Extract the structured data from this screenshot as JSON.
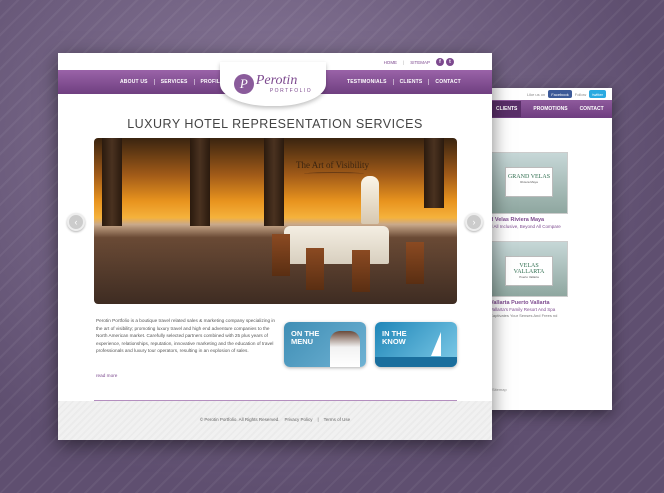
{
  "back_page": {
    "top": {
      "like_text": "Like us on",
      "facebook_label": "Facebook",
      "follow_text": "Follow",
      "twitter_label": "twitter"
    },
    "nav": [
      "CLIENTS",
      "PROMOTIONS",
      "CONTACT"
    ],
    "hotels": [
      {
        "logo_name": "GRAND VELAS",
        "logo_sub": "Riviera Maya",
        "title": "d Velas Riviera Maya",
        "subtitle": "d All Inclusive, Beyond All Compare"
      },
      {
        "logo_name": "VELAS VALLARTA",
        "logo_sub": "Puerto Vallarta",
        "title": "Vallarta Puerto Vallarta",
        "subtitle": "Vallarta's Family Resort And Spa",
        "desc": "Captivates Your Senses And Frees\nnd"
      }
    ],
    "footer": "Sitemap"
  },
  "main_page": {
    "top_links": {
      "home": "HOME",
      "separator": "|",
      "sitemap": "SITEMAP",
      "facebook_glyph": "f",
      "twitter_glyph": "t"
    },
    "nav_left": [
      "ABOUT US",
      "SERVICES",
      "PROFILE"
    ],
    "nav_right": [
      "TESTIMONIALS",
      "CLIENTS",
      "CONTACT"
    ],
    "logo": {
      "mark": "P",
      "script": "Perotin",
      "sub": "PORTFOLIO"
    },
    "heading": "LUXURY HOTEL REPRESENTATION SERVICES",
    "slider": {
      "caption": "The Art of Visibility"
    },
    "arrows": {
      "left": "‹",
      "right": "›"
    },
    "intro": "Perotin Portfolio is a boutique travel related sales & marketing company specializing in the art of visibility; promoting luxury travel and high end adventure companies to the North American market.  Carefully selected partners combined with 25 plus years of experience, relationships, reputation, innovative marketing and the education of travel professionals and luxury tour operators, resulting in an explosion of sales.",
    "read_more": "read more",
    "promos": [
      {
        "line1": "ON THE",
        "line2": "MENU"
      },
      {
        "line1": "IN THE",
        "line2": "KNOW"
      }
    ],
    "footer": {
      "copyright": "© Perotin Portfolio. All Rights Reserved.",
      "privacy": "Privacy Policy",
      "separator": "|",
      "terms": "Terms of Use"
    }
  },
  "colors": {
    "brand_purple": "#7d4a8f",
    "background": "#6b5a7c"
  }
}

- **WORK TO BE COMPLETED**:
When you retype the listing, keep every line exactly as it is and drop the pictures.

- **SOLVED EXERCISE**:
Extract the structured data from this screenshot as JSON.
{
  "back_page": {
    "top": {
      "like_text": "Like us on",
      "facebook_label": "Facebook",
      "follow_text": "Follow",
      "twitter_label": "twitter"
    },
    "nav": [
      "CLIENTS",
      "PROMOTIONS",
      "CONTACT"
    ],
    "hotels": [
      {
        "logo_name": "GRAND VELAS",
        "logo_sub": "Riviera Maya",
        "title": "d Velas Riviera Maya",
        "subtitle": "d All Inclusive, Beyond All Compare"
      },
      {
        "logo_name": "VELAS VALLARTA",
        "logo_sub": "Puerto Vallarta",
        "title": "Vallarta Puerto Vallarta",
        "subtitle": "Vallarta's Family Resort And Spa",
        "desc": "Captivates Your Senses And Frees\nnd"
      }
    ],
    "footer": "Sitemap"
  },
  "main_page": {
    "top_links": {
      "home": "HOME",
      "separator": "|",
      "sitemap": "SITEMAP",
      "facebook_glyph": "f",
      "twitter_glyph": "t"
    },
    "nav_left": [
      "ABOUT US",
      "SERVICES",
      "PROFILE"
    ],
    "nav_right": [
      "TESTIMONIALS",
      "CLIENTS",
      "CONTACT"
    ],
    "logo": {
      "mark": "P",
      "script": "Perotin",
      "sub": "PORTFOLIO"
    },
    "heading": "LUXURY HOTEL REPRESENTATION SERVICES",
    "slider": {
      "caption": "The Art of Visibility"
    },
    "arrows": {
      "left": "‹",
      "right": "›"
    },
    "intro": "Perotin Portfolio is a boutique travel related sales & marketing company specializing in the art of visibility; promoting luxury travel and high end adventure companies to the North American market.  Carefully selected partners combined with 25 plus years of experience, relationships, reputation, innovative marketing and the education of travel professionals and luxury tour operators, resulting in an explosion of sales.",
    "read_more": "read more",
    "promos": [
      {
        "line1": "ON THE",
        "line2": "MENU"
      },
      {
        "line1": "IN THE",
        "line2": "KNOW"
      }
    ],
    "footer": {
      "copyright": "© Perotin Portfolio. All Rights Reserved.",
      "privacy": "Privacy Policy",
      "separator": "|",
      "terms": "Terms of Use"
    }
  },
  "colors": {
    "brand_purple": "#7d4a8f",
    "background": "#6b5a7c"
  }
}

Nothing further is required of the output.